Canadian superstar Bianca Andreescu famously wrote herself an imaginary winner's cheque for the US Open as a child, the sum of which was in no small part thanks to the Original 9, led by Billie Jean King.
"Every year, I'd look at the prize money and, understanding the sacrifice that went into ensuring it was equal to the men's earnings, it gave me that much more drive to continue to work towards my dream of winning the US Open," Andreescu wrote in an open letter commemorating the 50th anniversary of the Original 9.
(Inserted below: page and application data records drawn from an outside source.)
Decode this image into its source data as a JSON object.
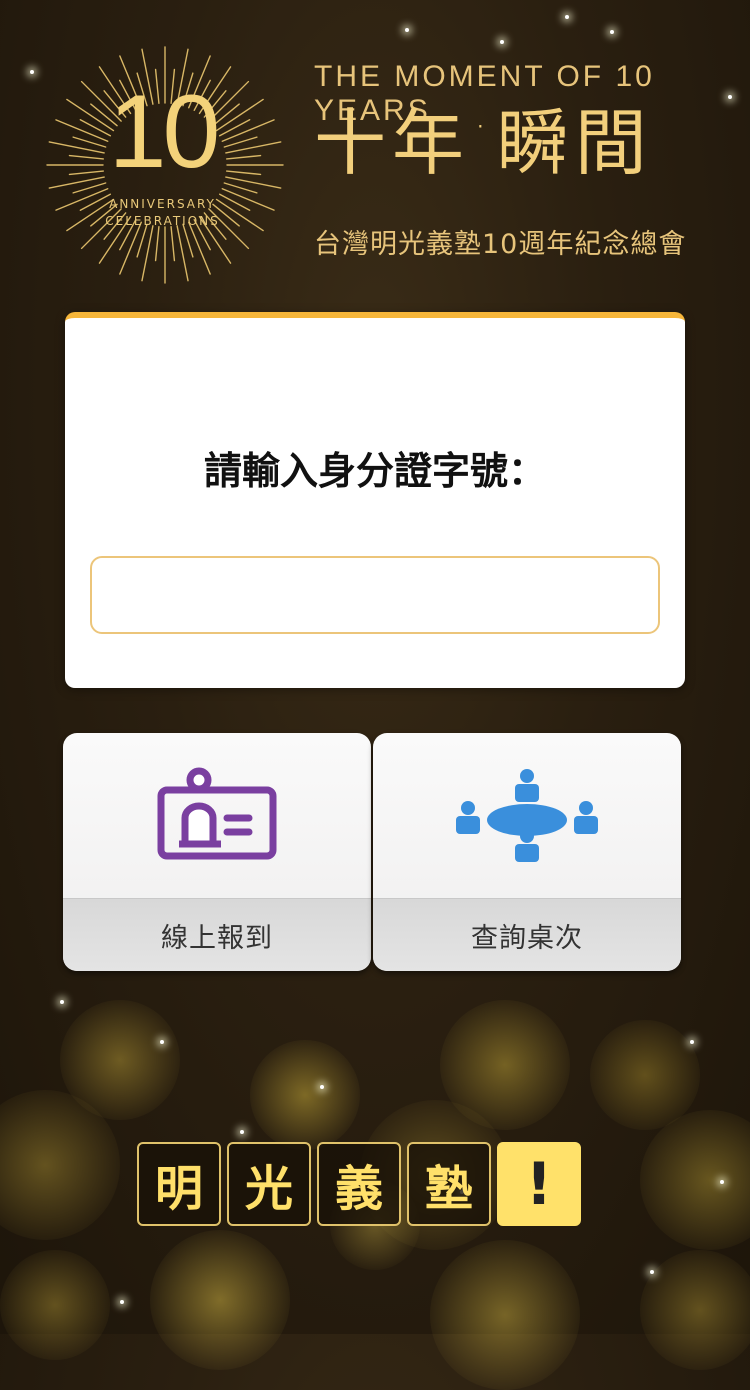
{
  "header": {
    "emblem_number": "10",
    "emblem_line1": "ANNIVERSARY",
    "emblem_line2": "CELEBRATIONS",
    "tagline": "THE MOMENT OF 10 YEARS",
    "title_part1": "十年",
    "title_separator": "·",
    "title_part2": "瞬間",
    "subtitle": "台灣明光義塾10週年紀念總會"
  },
  "form": {
    "prompt": "請輸入身分證字號：",
    "id_value": "",
    "id_placeholder": ""
  },
  "actions": {
    "checkin_label": "線上報到",
    "checkin_icon": "id-card-icon",
    "table_label": "查詢桌次",
    "table_icon": "meeting-table-icon"
  },
  "logo": {
    "chars": [
      "明",
      "光",
      "義",
      "塾"
    ],
    "exclaim": "!"
  },
  "colors": {
    "gold": "#f2cf7c",
    "accent_orange": "#f6b63a",
    "checkin_icon": "#7a3fa0",
    "table_icon": "#3a8fdc",
    "logo_yellow": "#ffe16a"
  }
}
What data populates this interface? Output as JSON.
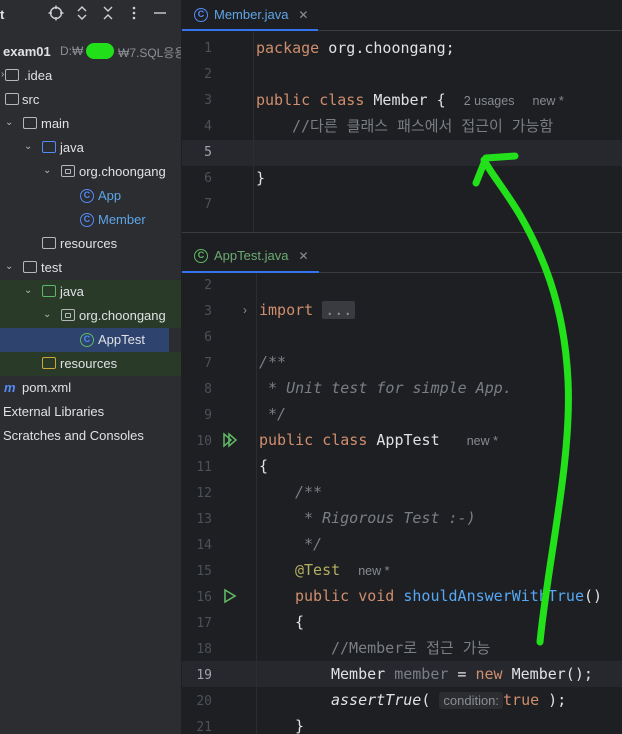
{
  "project": {
    "title": "t",
    "root": {
      "name": "exam01",
      "path": "D:₩",
      "path_tail": "₩7.SQL응용"
    },
    "items": [
      {
        "label": ".idea"
      },
      {
        "label": "src"
      },
      {
        "label": "main"
      },
      {
        "label": "java"
      },
      {
        "label": "org.choongang"
      },
      {
        "label": "App"
      },
      {
        "label": "Member"
      },
      {
        "label": "resources"
      },
      {
        "label": "test"
      },
      {
        "label": "java"
      },
      {
        "label": "org.choongang"
      },
      {
        "label": "AppTest"
      },
      {
        "label": "resources"
      },
      {
        "label": "pom.xml"
      },
      {
        "label": "External Libraries"
      },
      {
        "label": "Scratches and Consoles"
      }
    ]
  },
  "editor_top": {
    "tab_label": "Member.java",
    "line_numbers": [
      "1",
      "2",
      "3",
      "4",
      "5",
      "6",
      "7"
    ],
    "line1": {
      "kw": "package",
      "rest": " org.choongang;"
    },
    "line3": {
      "kw1": "public",
      "kw2": "class",
      "name": " Member {",
      "usages": "2 usages",
      "new": "new *"
    },
    "line4": "//다른 클래스 패스에서 접근이 가능함",
    "line6": "}"
  },
  "editor_bottom": {
    "tab_label": "AppTest.java",
    "line_numbers": [
      "2",
      "3",
      "6",
      "7",
      "8",
      "9",
      "10",
      "11",
      "12",
      "13",
      "14",
      "15",
      "16",
      "17",
      "18",
      "19",
      "20",
      "21"
    ],
    "import_kw": "import",
    "import_fold": "...",
    "doc_open": "/**",
    "doc_text": " * Unit test for simple App.",
    "doc_close": " */",
    "class_line": {
      "kw1": "public",
      "kw2": "class",
      "name": " AppTest",
      "new": "new *"
    },
    "brace_open": "{",
    "doc2_open": "/**",
    "doc2_text": " * Rigorous Test :-)",
    "doc2_close": " */",
    "annotation": "@Test",
    "annotation_new": "new *",
    "method_line": {
      "kw1": "public",
      "kw2": "void",
      "name": "shouldAnswerWithTrue",
      "rest": "()"
    },
    "method_brace": "{",
    "comment": "//Member로 접근 가능",
    "decl_line": {
      "type": "Member",
      "var": " member",
      "eq": " = ",
      "kw": "new",
      "rest": " Member();"
    },
    "assert_line": {
      "fn": "assertTrue",
      "open": "( ",
      "hint": "condition:",
      "kw": "true",
      "close": " );"
    },
    "close_brace": "}"
  },
  "colors": {
    "keyword": "#cf8e6d",
    "comment": "#7a7e85",
    "method": "#56a8f5",
    "annotation": "#b3ae60",
    "annotation_stroke": "#22e01a"
  },
  "icons": [
    "target-icon",
    "expand-all-icon",
    "collapse-all-icon",
    "more-icon",
    "minimize-icon",
    "folder-icon",
    "package-icon",
    "class-icon",
    "test-class-icon",
    "maven-icon",
    "run-gutter-icon",
    "fold-arrow-icon",
    "close-icon"
  ]
}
She ultimately won the cheque along with the US Open trophy last summer, storming through the a memorable fortnight that ended with a win over 23-time Grand Slam champion Serena Williams, and credits King and the Original 9 with helping her get there.
"Even with the odds stacked against you, the nine of you had enough faith in yourselves and each other to sign $1 contracts with magazine publisher Gladys Heldman, another trailblazing woman in her own right, to compete in a tournament where the risk was losing your tennis careers.
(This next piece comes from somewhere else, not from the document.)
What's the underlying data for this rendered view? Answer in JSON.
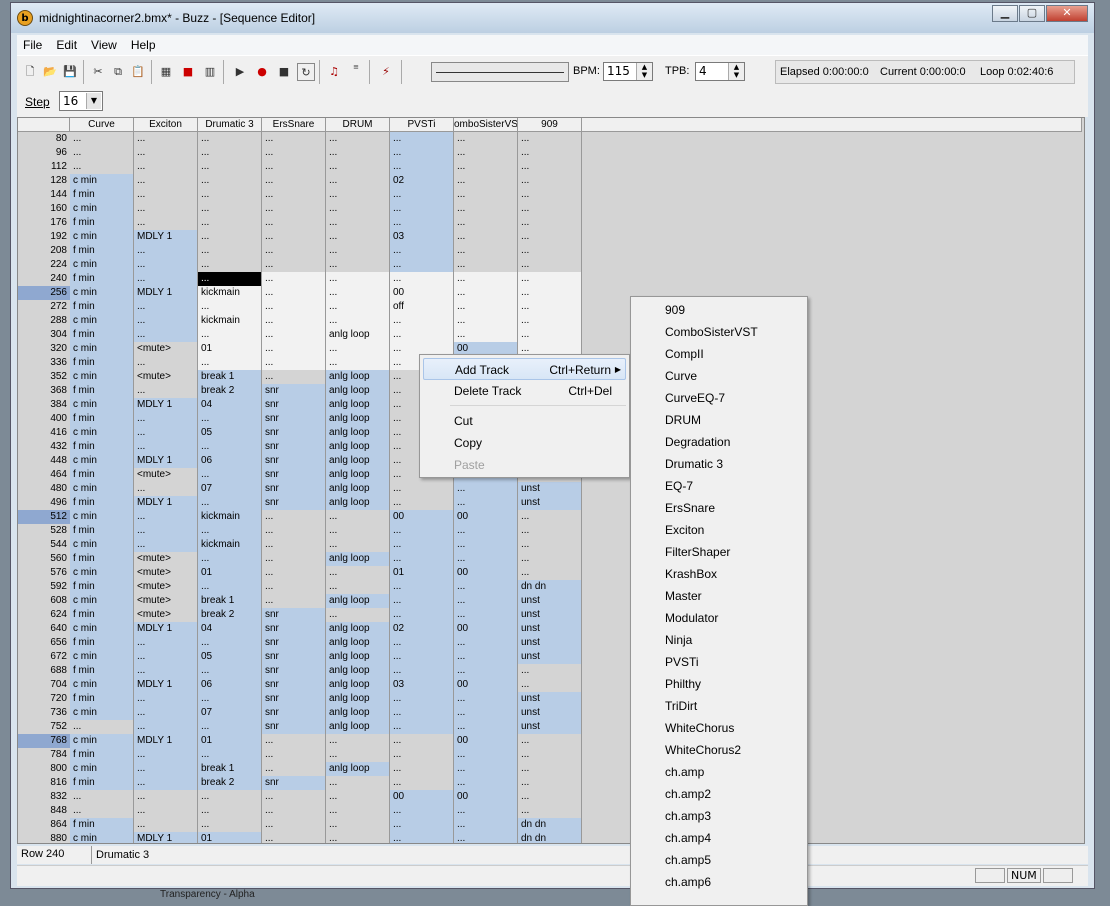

"Your dreams were much bigger than rankings and Grand Slams. You set out to make sports, and in turn the world, a better, more equal place for women. Your goals were clear: That any girl from anywhere would have a place to compete. That women would be recognized for their accomplishments, not only their looks. And that they would be able to make a living playing professional tennis."
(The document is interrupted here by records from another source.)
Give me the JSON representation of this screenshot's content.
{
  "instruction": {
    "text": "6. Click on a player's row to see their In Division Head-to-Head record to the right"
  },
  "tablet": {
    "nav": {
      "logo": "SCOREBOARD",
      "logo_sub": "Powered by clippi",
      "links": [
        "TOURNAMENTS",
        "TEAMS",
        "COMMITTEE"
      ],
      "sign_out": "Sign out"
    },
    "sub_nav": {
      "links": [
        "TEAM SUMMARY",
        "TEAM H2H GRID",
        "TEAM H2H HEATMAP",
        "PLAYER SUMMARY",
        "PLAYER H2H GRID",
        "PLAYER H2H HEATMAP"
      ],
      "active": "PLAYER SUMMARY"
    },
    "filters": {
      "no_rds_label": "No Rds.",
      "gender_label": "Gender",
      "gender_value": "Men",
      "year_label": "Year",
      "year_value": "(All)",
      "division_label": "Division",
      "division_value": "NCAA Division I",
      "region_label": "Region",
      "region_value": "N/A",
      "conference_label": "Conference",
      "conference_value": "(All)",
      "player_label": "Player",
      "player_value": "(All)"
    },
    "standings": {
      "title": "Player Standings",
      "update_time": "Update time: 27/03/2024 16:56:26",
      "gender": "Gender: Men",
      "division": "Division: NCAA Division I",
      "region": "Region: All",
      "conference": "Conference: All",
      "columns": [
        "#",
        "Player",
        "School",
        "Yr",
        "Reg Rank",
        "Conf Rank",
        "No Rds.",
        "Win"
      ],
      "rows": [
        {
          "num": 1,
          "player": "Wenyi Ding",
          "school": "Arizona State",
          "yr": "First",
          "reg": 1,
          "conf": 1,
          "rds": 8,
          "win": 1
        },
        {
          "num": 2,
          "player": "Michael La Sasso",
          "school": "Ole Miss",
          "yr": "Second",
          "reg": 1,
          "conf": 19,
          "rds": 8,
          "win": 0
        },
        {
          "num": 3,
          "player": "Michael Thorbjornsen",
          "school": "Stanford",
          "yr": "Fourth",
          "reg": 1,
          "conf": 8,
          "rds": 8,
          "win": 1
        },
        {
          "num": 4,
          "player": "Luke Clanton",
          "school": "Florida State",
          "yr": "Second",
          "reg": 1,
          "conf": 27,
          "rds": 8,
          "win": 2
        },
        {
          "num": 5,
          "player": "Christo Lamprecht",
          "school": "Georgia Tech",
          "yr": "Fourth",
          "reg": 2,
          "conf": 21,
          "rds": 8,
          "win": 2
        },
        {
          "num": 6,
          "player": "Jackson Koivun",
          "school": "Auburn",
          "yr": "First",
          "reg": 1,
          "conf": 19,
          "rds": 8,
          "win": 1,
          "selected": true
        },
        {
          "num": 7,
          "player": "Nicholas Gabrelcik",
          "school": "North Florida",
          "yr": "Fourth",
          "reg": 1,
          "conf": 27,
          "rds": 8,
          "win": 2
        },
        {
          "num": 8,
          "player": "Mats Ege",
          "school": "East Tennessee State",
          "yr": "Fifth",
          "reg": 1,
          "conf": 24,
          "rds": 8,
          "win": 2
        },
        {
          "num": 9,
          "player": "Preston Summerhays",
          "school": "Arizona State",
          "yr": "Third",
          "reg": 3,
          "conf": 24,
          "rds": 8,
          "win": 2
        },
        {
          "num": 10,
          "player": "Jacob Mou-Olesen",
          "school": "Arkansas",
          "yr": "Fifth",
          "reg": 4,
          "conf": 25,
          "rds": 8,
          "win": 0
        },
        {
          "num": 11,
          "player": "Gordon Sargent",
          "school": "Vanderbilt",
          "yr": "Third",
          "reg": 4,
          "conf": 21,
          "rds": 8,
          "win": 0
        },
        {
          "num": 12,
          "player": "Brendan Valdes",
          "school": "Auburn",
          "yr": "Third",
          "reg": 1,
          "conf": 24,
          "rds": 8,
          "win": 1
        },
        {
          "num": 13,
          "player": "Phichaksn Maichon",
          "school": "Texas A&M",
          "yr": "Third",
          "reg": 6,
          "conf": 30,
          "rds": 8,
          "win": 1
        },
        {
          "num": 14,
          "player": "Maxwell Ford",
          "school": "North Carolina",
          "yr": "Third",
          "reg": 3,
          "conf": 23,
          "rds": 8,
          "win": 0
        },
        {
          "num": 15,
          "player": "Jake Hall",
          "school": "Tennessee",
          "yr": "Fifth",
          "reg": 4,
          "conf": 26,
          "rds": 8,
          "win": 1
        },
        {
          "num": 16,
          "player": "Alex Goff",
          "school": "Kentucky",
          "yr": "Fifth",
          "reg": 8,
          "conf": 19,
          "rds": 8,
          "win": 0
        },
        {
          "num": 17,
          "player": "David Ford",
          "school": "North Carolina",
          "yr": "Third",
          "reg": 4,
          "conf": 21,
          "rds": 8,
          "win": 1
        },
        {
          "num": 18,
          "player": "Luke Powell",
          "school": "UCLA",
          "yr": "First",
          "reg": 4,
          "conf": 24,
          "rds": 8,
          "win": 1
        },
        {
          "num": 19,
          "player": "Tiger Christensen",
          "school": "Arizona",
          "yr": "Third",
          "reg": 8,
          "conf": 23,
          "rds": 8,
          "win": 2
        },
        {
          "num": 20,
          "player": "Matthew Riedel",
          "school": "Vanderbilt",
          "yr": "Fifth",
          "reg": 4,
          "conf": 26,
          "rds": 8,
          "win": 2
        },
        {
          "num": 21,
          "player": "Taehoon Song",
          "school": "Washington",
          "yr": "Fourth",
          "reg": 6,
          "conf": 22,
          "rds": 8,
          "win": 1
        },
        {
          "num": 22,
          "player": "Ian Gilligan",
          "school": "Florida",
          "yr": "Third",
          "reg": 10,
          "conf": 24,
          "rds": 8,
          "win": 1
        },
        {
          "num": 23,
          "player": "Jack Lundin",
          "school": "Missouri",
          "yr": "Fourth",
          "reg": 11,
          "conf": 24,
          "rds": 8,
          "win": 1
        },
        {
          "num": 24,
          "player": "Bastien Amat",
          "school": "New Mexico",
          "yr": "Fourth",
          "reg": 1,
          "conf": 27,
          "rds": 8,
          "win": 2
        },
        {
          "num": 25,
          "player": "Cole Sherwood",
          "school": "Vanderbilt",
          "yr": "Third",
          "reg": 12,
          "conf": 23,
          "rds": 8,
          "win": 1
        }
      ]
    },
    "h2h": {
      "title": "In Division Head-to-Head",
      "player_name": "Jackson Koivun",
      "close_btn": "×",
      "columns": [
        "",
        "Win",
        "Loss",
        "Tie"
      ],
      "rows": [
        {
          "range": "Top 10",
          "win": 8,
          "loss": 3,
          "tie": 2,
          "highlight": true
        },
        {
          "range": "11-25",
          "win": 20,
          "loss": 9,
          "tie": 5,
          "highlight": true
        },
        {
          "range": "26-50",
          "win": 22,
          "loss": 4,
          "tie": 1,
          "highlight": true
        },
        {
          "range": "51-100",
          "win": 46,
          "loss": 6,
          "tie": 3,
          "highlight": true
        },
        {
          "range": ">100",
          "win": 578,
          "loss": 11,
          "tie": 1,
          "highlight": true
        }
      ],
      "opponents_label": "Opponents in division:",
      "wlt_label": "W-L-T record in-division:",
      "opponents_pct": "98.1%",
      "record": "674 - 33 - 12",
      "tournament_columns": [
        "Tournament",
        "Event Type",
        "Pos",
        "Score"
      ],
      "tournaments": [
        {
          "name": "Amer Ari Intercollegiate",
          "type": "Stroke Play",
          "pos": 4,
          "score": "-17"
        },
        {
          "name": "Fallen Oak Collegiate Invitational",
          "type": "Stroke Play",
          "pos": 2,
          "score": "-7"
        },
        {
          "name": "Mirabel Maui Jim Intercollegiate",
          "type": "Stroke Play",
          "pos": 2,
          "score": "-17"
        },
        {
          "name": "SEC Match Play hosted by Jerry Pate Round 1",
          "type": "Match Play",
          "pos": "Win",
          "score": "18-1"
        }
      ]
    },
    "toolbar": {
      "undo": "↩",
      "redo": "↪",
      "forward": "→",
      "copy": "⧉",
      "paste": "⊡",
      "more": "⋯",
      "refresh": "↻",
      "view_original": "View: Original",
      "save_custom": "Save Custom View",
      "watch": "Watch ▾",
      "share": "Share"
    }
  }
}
The 20-year-old not only thanks the Original 9 for the strides they made towards equality, but also for the voices and platforms she and colleagues like Naomi Osaka and Coco Gauff have to speak out on behalf of causes that matter to them.
"With your experiences as an example, the next generation - my generation - of young women is taking charge, using our platforms to speak out for what we believe in and putting it all on the line, regardless of what the outcome or reaction will be. Your leadership has created a powerful platform foundation for us all to speak up for ourselves."